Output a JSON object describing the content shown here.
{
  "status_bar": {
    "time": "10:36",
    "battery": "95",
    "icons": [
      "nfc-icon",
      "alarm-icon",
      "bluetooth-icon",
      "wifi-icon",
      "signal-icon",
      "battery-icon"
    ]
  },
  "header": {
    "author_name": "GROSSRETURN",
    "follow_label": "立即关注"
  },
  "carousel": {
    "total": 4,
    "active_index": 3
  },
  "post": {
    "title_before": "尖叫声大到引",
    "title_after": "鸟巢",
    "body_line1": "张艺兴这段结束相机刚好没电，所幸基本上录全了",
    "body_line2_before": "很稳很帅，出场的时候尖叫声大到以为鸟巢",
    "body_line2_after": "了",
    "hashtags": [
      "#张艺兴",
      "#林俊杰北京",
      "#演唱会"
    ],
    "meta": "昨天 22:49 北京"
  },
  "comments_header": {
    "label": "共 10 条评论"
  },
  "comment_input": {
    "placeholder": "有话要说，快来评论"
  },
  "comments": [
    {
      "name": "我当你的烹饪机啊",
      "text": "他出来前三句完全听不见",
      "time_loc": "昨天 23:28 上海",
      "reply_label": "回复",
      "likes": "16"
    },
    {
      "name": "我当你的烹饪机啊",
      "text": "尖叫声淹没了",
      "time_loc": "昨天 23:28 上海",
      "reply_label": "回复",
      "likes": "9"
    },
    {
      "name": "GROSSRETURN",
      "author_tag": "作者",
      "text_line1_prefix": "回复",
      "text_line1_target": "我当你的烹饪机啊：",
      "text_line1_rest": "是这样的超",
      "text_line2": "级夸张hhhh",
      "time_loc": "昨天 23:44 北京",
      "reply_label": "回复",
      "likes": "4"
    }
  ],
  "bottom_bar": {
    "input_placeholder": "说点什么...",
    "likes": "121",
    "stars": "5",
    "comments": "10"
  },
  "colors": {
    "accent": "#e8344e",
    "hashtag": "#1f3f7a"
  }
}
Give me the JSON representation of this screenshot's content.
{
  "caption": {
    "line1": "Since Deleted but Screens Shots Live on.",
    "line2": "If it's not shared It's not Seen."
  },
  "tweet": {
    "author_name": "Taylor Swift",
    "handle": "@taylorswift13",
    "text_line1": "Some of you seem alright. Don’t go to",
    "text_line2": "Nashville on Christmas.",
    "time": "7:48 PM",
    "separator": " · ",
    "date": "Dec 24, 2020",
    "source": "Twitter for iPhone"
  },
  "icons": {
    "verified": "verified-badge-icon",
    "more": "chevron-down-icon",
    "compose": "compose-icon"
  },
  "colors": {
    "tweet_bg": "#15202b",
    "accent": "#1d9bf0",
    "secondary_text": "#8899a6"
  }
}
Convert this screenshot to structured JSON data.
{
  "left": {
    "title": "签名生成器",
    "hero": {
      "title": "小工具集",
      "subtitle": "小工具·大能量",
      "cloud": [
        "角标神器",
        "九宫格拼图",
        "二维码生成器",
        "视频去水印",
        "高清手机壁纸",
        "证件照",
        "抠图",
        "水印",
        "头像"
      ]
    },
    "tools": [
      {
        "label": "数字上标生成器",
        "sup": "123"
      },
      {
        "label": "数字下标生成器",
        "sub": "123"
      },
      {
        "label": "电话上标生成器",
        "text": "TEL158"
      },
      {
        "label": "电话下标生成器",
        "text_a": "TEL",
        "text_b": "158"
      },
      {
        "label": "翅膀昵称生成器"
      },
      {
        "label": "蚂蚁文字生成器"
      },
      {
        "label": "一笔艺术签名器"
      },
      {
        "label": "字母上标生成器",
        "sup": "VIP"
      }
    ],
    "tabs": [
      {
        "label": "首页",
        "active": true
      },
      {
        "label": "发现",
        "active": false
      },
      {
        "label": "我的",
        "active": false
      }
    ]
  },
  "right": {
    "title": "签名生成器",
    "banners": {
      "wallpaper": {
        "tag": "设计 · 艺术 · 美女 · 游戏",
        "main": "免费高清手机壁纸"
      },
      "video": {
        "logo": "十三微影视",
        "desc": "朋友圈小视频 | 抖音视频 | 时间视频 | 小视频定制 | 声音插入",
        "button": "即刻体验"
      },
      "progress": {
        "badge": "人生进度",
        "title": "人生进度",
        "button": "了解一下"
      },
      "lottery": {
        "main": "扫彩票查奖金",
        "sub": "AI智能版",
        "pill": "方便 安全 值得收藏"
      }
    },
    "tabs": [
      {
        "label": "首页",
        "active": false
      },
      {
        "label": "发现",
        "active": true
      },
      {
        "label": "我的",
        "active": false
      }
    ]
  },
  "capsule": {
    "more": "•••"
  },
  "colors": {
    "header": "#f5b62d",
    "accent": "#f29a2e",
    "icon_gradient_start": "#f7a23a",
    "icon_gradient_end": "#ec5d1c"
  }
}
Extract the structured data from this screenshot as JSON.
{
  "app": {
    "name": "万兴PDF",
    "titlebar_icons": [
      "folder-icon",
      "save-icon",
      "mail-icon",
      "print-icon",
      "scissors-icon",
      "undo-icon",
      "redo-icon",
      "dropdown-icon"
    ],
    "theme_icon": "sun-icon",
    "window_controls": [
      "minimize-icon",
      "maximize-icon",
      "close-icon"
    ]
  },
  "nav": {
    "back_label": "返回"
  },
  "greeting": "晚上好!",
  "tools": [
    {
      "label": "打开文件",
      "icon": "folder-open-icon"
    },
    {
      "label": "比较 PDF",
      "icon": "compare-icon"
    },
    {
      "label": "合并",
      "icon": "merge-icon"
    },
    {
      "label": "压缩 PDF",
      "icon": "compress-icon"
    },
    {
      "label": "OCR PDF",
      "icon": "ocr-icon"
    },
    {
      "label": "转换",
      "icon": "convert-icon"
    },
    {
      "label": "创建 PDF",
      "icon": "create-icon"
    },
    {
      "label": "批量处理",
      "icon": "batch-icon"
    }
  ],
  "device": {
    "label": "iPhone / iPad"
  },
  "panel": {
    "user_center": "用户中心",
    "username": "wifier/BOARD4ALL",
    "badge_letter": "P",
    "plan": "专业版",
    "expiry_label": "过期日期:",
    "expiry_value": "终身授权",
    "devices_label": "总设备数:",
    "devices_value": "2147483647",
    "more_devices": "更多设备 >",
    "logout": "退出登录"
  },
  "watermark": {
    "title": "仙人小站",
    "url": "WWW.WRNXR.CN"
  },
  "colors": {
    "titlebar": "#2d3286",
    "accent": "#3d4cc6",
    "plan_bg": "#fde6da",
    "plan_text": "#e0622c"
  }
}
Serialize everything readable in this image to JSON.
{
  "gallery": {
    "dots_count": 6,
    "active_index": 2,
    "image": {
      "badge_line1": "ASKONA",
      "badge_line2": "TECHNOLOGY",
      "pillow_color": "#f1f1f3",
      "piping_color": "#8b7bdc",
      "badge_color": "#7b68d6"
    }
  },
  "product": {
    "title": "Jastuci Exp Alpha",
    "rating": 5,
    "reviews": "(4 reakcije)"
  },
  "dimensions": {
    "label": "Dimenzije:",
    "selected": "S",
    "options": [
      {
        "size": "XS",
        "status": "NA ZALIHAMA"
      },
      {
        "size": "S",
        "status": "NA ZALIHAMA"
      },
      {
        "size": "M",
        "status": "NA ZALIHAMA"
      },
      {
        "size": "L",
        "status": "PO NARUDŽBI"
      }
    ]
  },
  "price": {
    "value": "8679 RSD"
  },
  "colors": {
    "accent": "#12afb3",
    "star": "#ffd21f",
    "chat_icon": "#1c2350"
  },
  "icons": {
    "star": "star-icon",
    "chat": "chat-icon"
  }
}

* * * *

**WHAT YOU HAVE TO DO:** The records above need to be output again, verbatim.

**FINISHED TASK:**
Output a JSON object describing the content shown here.
{
  "status_bar": {
    "time": "10:36",
    "battery": "95",
    "icons": [
      "nfc-icon",
      "alarm-icon",
      "bluetooth-icon",
      "wifi-icon",
      "signal-icon",
      "battery-icon"
    ]
  },
  "header": {
    "author_name": "GROSSRETURN",
    "follow_label": "立即关注"
  },
  "carousel": {
    "total": 4,
    "active_index": 3
  },
  "post": {
    "title_before": "尖叫声大到引",
    "title_after": "鸟巢",
    "body_line1": "张艺兴这段结束相机刚好没电，所幸基本上录全了",
    "body_line2_before": "很稳很帅，出场的时候尖叫声大到以为鸟巢",
    "body_line2_after": "了",
    "hashtags": [
      "#张艺兴",
      "#林俊杰北京",
      "#演唱会"
    ],
    "meta": "昨天 22:49 北京"
  },
  "comments_header": {
    "label": "共 10 条评论"
  },
  "comment_input": {
    "placeholder": "有话要说，快来评论"
  },
  "comments": [
    {
      "name": "我当你的烹饪机啊",
      "text": "他出来前三句完全听不见",
      "time_loc": "昨天 23:28 上海",
      "reply_label": "回复",
      "likes": "16"
    },
    {
      "name": "我当你的烹饪机啊",
      "text": "尖叫声淹没了",
      "time_loc": "昨天 23:28 上海",
      "reply_label": "回复",
      "likes": "9"
    },
    {
      "name": "GROSSRETURN",
      "author_tag": "作者",
      "text_line1_prefix": "回复",
      "text_line1_target": "我当你的烹饪机啊：",
      "text_line1_rest": "是这样的超",
      "text_line2": "级夸张hhhh",
      "time_loc": "昨天 23:44 北京",
      "reply_label": "回复",
      "likes": "4"
    }
  ],
  "bottom_bar": {
    "input_placeholder": "说点什么...",
    "likes": "121",
    "stars": "5",
    "comments": "10"
  },
  "colors": {
    "accent": "#e8344e",
    "hashtag": "#1f3f7a"
  }
}
Give me the JSON representation of this screenshot's content.
{
  "caption": {
    "line1": "Since Deleted but Screens Shots Live on.",
    "line2": "If it's not shared It's not Seen."
  },
  "tweet": {
    "author_name": "Taylor Swift",
    "handle": "@taylorswift13",
    "text_line1": "Some of you seem alright. Don’t go to",
    "text_line2": "Nashville on Christmas.",
    "time": "7:48 PM",
    "separator": " · ",
    "date": "Dec 24, 2020",
    "source": "Twitter for iPhone"
  },
  "icons": {
    "verified": "verified-badge-icon",
    "more": "chevron-down-icon",
    "compose": "compose-icon"
  },
  "colors": {
    "tweet_bg": "#15202b",
    "accent": "#1d9bf0",
    "secondary_text": "#8899a6"
  }
}
Convert this screenshot to structured JSON data.
{
  "left": {
    "title": "签名生成器",
    "hero": {
      "title": "小工具集",
      "subtitle": "小工具·大能量",
      "cloud": [
        "角标神器",
        "九宫格拼图",
        "二维码生成器",
        "视频去水印",
        "高清手机壁纸",
        "证件照",
        "抠图",
        "水印",
        "头像"
      ]
    },
    "tools": [
      {
        "label": "数字上标生成器",
        "sup": "123"
      },
      {
        "label": "数字下标生成器",
        "sub": "123"
      },
      {
        "label": "电话上标生成器",
        "text": "TEL158"
      },
      {
        "label": "电话下标生成器",
        "text_a": "TEL",
        "text_b": "158"
      },
      {
        "label": "翅膀昵称生成器"
      },
      {
        "label": "蚂蚁文字生成器"
      },
      {
        "label": "一笔艺术签名器"
      },
      {
        "label": "字母上标生成器",
        "sup": "VIP"
      }
    ],
    "tabs": [
      {
        "label": "首页",
        "active": true
      },
      {
        "label": "发现",
        "active": false
      },
      {
        "label": "我的",
        "active": false
      }
    ]
  },
  "right": {
    "title": "签名生成器",
    "banners": {
      "wallpaper": {
        "tag": "设计 · 艺术 · 美女 · 游戏",
        "main": "免费高清手机壁纸"
      },
      "video": {
        "logo": "十三微影视",
        "desc": "朋友圈小视频 | 抖音视频 | 时间视频 | 小视频定制 | 声音插入",
        "button": "即刻体验"
      },
      "progress": {
        "badge": "人生进度",
        "title": "人生进度",
        "button": "了解一下"
      },
      "lottery": {
        "main": "扫彩票查奖金",
        "sub": "AI智能版",
        "pill": "方便 安全 值得收藏"
      }
    },
    "tabs": [
      {
        "label": "首页",
        "active": false
      },
      {
        "label": "发现",
        "active": true
      },
      {
        "label": "我的",
        "active": false
      }
    ]
  },
  "capsule": {
    "more": "•••"
  },
  "colors": {
    "header": "#f5b62d",
    "accent": "#f29a2e",
    "icon_gradient_start": "#f7a23a",
    "icon_gradient_end": "#ec5d1c"
  }
}
Extract the structured data from this screenshot as JSON.
{
  "app": {
    "name": "万兴PDF",
    "titlebar_icons": [
      "folder-icon",
      "save-icon",
      "mail-icon",
      "print-icon",
      "scissors-icon",
      "undo-icon",
      "redo-icon",
      "dropdown-icon"
    ],
    "theme_icon": "sun-icon",
    "window_controls": [
      "minimize-icon",
      "maximize-icon",
      "close-icon"
    ]
  },
  "nav": {
    "back_label": "返回"
  },
  "greeting": "晚上好!",
  "tools": [
    {
      "label": "打开文件",
      "icon": "folder-open-icon"
    },
    {
      "label": "比较 PDF",
      "icon": "compare-icon"
    },
    {
      "label": "合并",
      "icon": "merge-icon"
    },
    {
      "label": "压缩 PDF",
      "icon": "compress-icon"
    },
    {
      "label": "OCR PDF",
      "icon": "ocr-icon"
    },
    {
      "label": "转换",
      "icon": "convert-icon"
    },
    {
      "label": "创建 PDF",
      "icon": "create-icon"
    },
    {
      "label": "批量处理",
      "icon": "batch-icon"
    }
  ],
  "device": {
    "label": "iPhone / iPad"
  },
  "panel": {
    "user_center": "用户中心",
    "username": "wifier/BOARD4ALL",
    "badge_letter": "P",
    "plan": "专业版",
    "expiry_label": "过期日期:",
    "expiry_value": "终身授权",
    "devices_label": "总设备数:",
    "devices_value": "2147483647",
    "more_devices": "更多设备 >",
    "logout": "退出登录"
  },
  "watermark": {
    "title": "仙人小站",
    "url": "WWW.WRNXR.CN"
  },
  "colors": {
    "titlebar": "#2d3286",
    "accent": "#3d4cc6",
    "plan_bg": "#fde6da",
    "plan_text": "#e0622c"
  }
}
Serialize everything readable in this image to JSON.
{
  "gallery": {
    "dots_count": 6,
    "active_index": 2,
    "image": {
      "badge_line1": "ASKONA",
      "badge_line2": "TECHNOLOGY",
      "pillow_color": "#f1f1f3",
      "piping_color": "#8b7bdc",
      "badge_color": "#7b68d6"
    }
  },
  "product": {
    "title": "Jastuci Exp Alpha",
    "rating": 5,
    "reviews": "(4 reakcije)"
  },
  "dimensions": {
    "label": "Dimenzije:",
    "selected": "S",
    "options": [
      {
        "size": "XS",
        "status": "NA ZALIHAMA"
      },
      {
        "size": "S",
        "status": "NA ZALIHAMA"
      },
      {
        "size": "M",
        "status": "NA ZALIHAMA"
      },
      {
        "size": "L",
        "status": "PO NARUDŽBI"
      }
    ]
  },
  "price": {
    "value": "8679 RSD"
  },
  "colors": {
    "accent": "#12afb3",
    "star": "#ffd21f",
    "chat_icon": "#1c2350"
  },
  "icons": {
    "star": "star-icon",
    "chat": "chat-icon"
  }
}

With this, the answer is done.